* **Exercise prompt**
Out of the data below, copy every line with the string "name".

* **The data**

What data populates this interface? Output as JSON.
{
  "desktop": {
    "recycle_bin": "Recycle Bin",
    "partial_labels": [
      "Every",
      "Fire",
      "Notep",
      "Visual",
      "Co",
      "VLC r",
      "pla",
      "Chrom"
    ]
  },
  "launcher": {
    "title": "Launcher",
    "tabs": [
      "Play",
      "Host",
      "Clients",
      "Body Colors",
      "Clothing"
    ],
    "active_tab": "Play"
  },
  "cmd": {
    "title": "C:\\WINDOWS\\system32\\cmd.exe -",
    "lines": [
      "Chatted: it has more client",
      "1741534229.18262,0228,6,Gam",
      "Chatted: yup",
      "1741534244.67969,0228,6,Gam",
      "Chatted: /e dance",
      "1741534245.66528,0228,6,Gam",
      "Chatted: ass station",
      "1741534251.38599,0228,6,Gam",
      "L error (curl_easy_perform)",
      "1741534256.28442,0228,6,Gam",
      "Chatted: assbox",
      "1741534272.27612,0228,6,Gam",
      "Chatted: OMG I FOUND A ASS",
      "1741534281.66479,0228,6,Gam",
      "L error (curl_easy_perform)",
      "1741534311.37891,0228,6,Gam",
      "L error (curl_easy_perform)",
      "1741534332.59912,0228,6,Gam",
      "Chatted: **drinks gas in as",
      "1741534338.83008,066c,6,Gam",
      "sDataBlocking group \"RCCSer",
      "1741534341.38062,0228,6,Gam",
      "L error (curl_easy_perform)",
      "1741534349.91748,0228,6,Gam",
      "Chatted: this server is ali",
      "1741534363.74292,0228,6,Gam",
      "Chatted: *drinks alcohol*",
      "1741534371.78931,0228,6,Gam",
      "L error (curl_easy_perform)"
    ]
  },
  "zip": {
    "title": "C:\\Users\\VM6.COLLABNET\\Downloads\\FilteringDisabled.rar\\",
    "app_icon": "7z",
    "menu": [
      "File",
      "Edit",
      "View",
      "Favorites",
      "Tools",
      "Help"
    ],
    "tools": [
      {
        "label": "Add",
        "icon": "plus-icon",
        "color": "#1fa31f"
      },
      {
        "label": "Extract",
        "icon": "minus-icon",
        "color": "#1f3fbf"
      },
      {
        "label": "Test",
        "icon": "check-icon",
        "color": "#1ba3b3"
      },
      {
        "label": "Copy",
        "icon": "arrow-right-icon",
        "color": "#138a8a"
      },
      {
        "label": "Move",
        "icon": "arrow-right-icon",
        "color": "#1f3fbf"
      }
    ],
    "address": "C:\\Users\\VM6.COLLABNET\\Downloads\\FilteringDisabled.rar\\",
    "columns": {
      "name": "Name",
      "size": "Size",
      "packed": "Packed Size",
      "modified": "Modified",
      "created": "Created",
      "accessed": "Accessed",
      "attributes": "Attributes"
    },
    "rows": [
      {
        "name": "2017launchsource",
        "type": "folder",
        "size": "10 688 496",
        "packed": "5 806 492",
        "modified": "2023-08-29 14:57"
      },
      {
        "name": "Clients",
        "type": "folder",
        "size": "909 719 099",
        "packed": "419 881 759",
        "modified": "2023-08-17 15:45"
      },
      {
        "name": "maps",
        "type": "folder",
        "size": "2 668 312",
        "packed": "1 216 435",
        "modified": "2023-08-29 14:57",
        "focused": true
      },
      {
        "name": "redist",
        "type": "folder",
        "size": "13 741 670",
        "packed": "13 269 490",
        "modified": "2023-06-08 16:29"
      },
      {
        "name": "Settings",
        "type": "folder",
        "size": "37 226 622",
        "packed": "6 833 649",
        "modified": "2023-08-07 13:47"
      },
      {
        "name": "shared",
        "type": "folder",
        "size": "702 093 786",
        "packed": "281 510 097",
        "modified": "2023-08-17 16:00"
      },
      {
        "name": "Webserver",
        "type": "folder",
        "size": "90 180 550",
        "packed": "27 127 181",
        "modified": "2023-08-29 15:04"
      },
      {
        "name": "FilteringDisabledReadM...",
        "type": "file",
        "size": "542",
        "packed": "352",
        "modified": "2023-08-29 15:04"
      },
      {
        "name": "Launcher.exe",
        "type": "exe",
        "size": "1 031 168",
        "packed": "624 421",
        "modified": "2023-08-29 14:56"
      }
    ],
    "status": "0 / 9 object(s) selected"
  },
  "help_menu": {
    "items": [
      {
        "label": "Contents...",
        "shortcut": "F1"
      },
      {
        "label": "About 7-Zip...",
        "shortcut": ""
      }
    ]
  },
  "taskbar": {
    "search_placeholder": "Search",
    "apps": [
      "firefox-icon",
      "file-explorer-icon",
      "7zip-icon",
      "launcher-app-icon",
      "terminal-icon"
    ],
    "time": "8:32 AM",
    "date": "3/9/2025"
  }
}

* **Finished exercise**
      "name": "Name",
        "name": "2017launchsource",
        "name": "Clients",
        "name": "maps",
        "name": "redist",
        "name": "Settings",
        "name": "shared",
        "name": "Webserver",
        "name": "FilteringDisabledReadM...",
        "name": "Launcher.exe",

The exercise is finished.